Joshua Chatraw, executive director for the Center of Public Christianity, wrote,
“At one time in the West, Christianity seemed plausible because elements of the Christian story were woven into the fabric of everyday life. Leading institutions, daily practices, and common communication assumed realities such as a heavenly realm, a transcendent moral code, sin, divine judgment, and the possibility of ultimate redemption. These formed the tacit background of much of the culture’s everyday stories, the tapestry of meaning by which people lived.” Though not everyone was a Christian, they at least lived in a setting that made the Christian story make sense. “At the very least, the belief in God—and more specifically the God of the Bible—seemed a viable option for most and was generally viewed as a positive influence on society.”

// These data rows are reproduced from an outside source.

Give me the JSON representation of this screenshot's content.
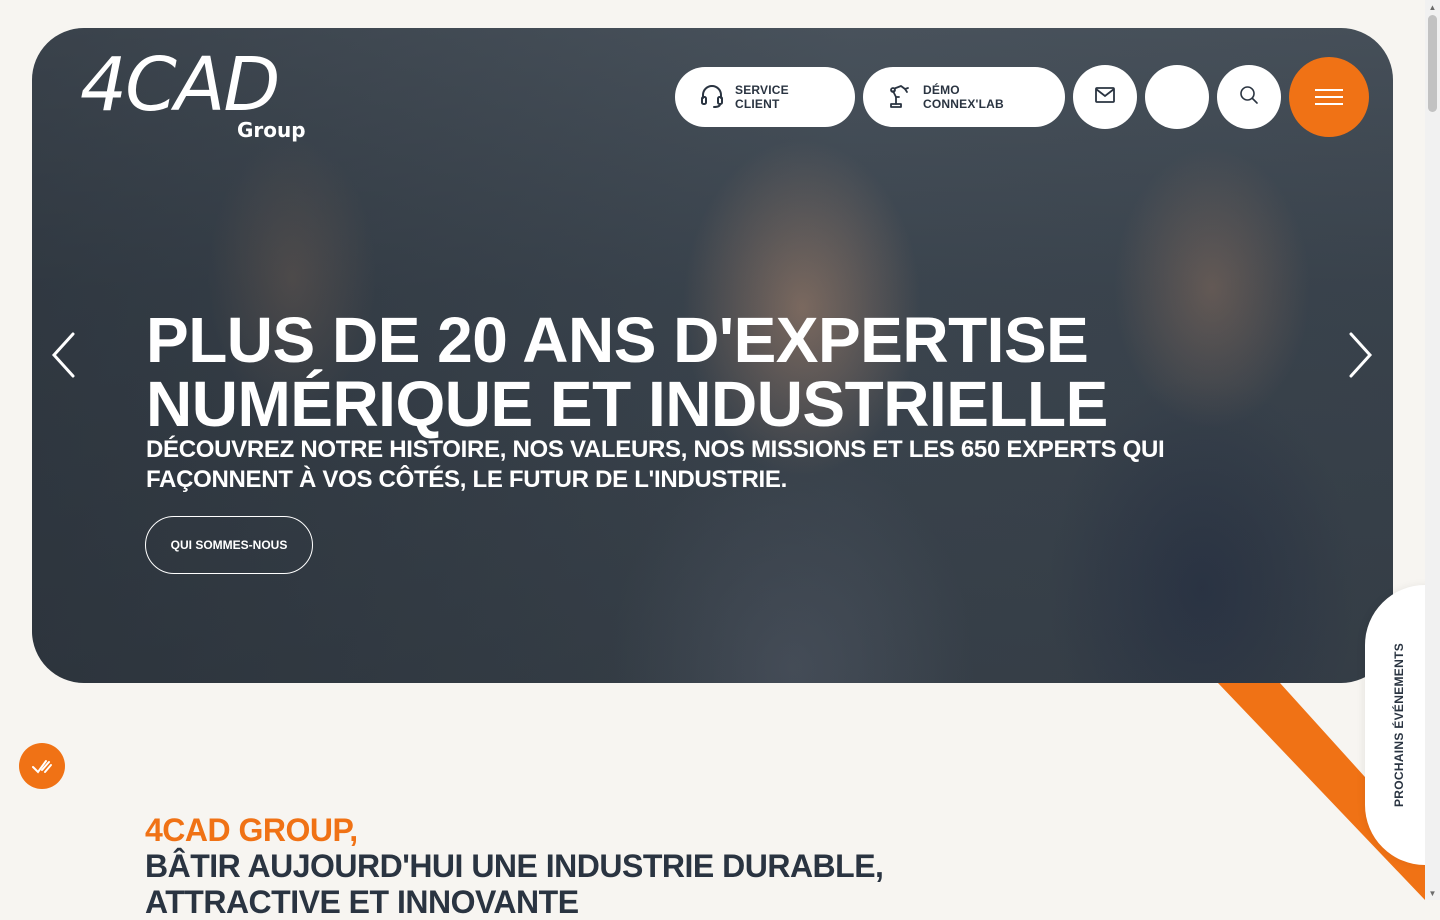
{
  "brand": {
    "logo_main": "4CAD",
    "logo_sub": "Group"
  },
  "header": {
    "service_client": "SERVICE CLIENT",
    "demo_connexlab": "DÉMO CONNEX'LAB"
  },
  "hero": {
    "headline_line1": "PLUS DE 20 ANS D'EXPERTISE",
    "headline_line2": "NUMÉRIQUE ET INDUSTRIELLE",
    "subtitle": "DÉCOUVREZ NOTRE HISTOIRE, NOS VALEURS, NOS MISSIONS ET LES 650 EXPERTS QUI FAÇONNENT À VOS CÔTÉS, LE FUTUR DE L'INDUSTRIE.",
    "cta_label": "QUI SOMMES-NOUS"
  },
  "side_tab": {
    "label": "PROCHAINS ÉVÉNEMENTS"
  },
  "section": {
    "kicker": "4CAD GROUP,",
    "title": "BÂTIR AUJOURD'HUI UNE INDUSTRIE DURABLE, ATTRACTIVE ET INNOVANTE"
  },
  "colors": {
    "accent": "#f07215",
    "dark": "#2a3441",
    "background": "#f7f5f1"
  },
  "icons": {
    "service": "headset-icon",
    "demo": "robot-arm-icon",
    "mail": "mail-icon",
    "search": "search-icon",
    "menu": "hamburger-icon",
    "prev": "chevron-left-icon",
    "next": "chevron-right-icon",
    "badge": "accessibility-icon"
  }
}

There is an important implication: “Living in this increasingly post-Christian context means believers should no longer expect the ministry strategies of a bygone friendlier context to be as effective.” The need to explain, defend, and share the faith is as great as ever, but some of the ways we do this may need to change with the times.”

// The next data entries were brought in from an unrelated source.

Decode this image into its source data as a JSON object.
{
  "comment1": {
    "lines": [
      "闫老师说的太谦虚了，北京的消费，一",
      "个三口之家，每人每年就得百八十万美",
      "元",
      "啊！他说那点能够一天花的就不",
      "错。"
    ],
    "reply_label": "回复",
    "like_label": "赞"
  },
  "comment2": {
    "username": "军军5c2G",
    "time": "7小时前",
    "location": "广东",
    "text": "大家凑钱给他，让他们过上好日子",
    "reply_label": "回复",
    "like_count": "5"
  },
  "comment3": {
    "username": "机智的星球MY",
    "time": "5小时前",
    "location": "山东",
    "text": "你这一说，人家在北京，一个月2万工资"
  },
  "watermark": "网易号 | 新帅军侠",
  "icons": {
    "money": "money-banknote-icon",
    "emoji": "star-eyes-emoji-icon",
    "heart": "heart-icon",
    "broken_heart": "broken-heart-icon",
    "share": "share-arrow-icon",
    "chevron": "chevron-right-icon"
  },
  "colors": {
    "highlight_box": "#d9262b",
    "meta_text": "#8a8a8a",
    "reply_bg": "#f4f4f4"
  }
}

No doubt our strategies will change, but I agree with a recent comment from my friend DJ in Rowlett, Texas, “Times may change…but we must determine ‘to know nothing but Jesus Christ and Him crucified’ or we have no message to change the world.” Amen, to that.
“Do not let your heart be troubled; believe in God, believe also in me.” Jesus